Dean Witter & Co., 313 F.3d 305, 313 (5th Cir.
2000). In determining whether to grant a Rule 12(c) motion, a
court “must look only to the pleadings and accept all
allegations in them as true.” St. Paul Fire &
Marine Ins. Co. v. Convalescent Servs., Inc., 193 F.3d
340, 342 (5th Cir. 1999). However, when no evidence outside
the pleadings is presented, the allegations in the answer are
accepted as true only to the extent that they are not denied
or do not conflict with the allegations in the complaint.
Stanton v. Larsh, 239 F.2d 104, 106 (5th Cir. 1957).
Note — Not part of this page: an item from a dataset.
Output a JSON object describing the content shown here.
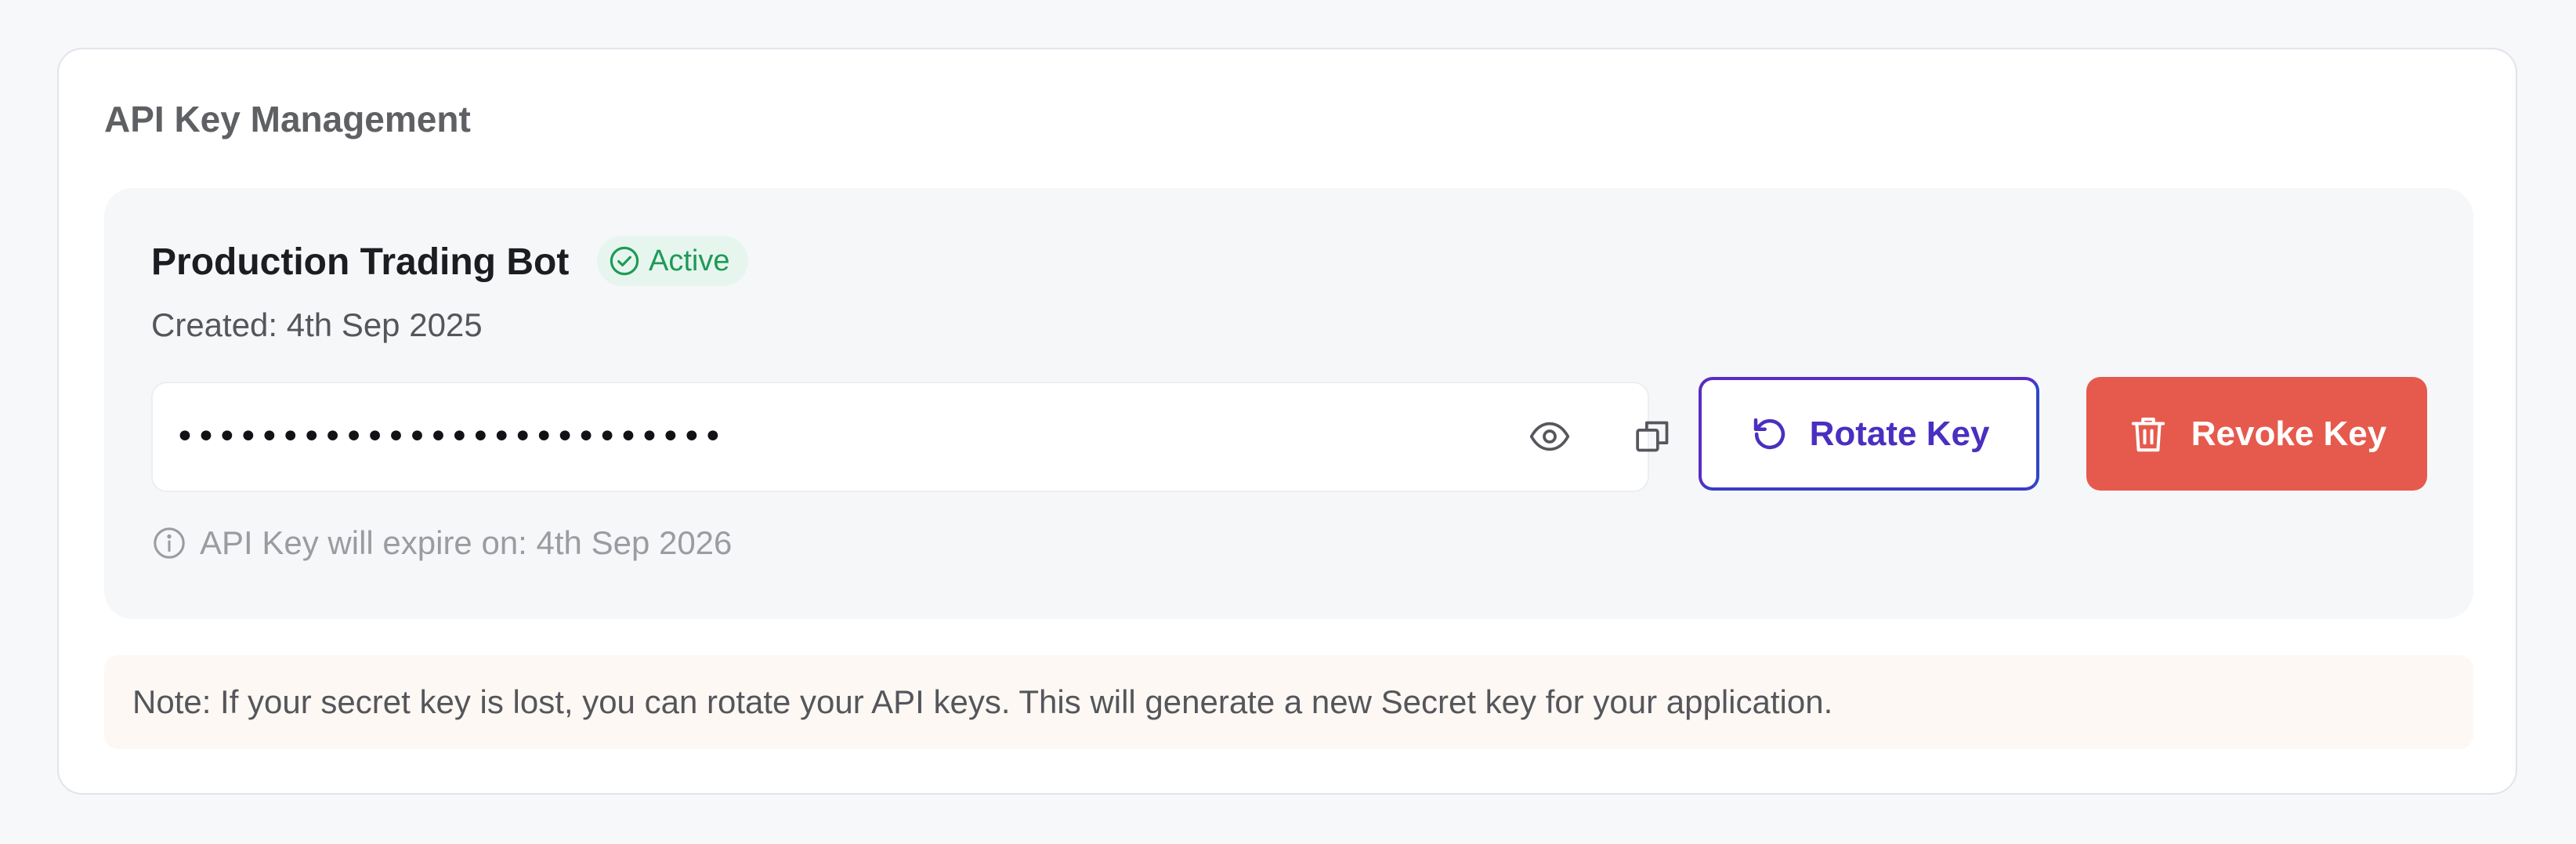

“[T]he central issue is whether, in the light most
favorable to the plaintiff, the complaint states a valid
claim for relief.” Brittan, 313 F.3d at 904
(internal quotations omitted). When a party moves for
judgment on the pleadings on the ground that the non-moving
party has failed to state a claim, the standard for analyzing
the pleadings is substantially the same as that which governs
a motion to dismiss brought pursuant to Rule 12(b)(6).
See Jones v. Greninger, 188 F.3d 322, 324 (5th Cir.
1999); Boswell v. Honorable Governor of Texas, 138
F.Supp.2d 782, 784-85 (N.D. Tex. 2000).
plaintiff must plead specific facts, not mere conclusory
allegations. . . .” Guidry v. Bank of LaPlace,
954 F.2d 278, 281 (5th Cir. 1992). Additionally,
“‘legal conclusions masquerading as factual
conclusions will not suffice to prevent a motion to
dismiss.'” Blackburn, 42 F.3d at 931
(quoting Fernandez-Montes v. Allied Pilots
Ass'n, 987 F.2d 278, 284 (5th Cir. 1993)).
“[T]he complaint must contain either direct allegations
on every material point necessary to sustain a recovery . . .
or contain allegations from which an inference fairly may be
drawn that evidence on ...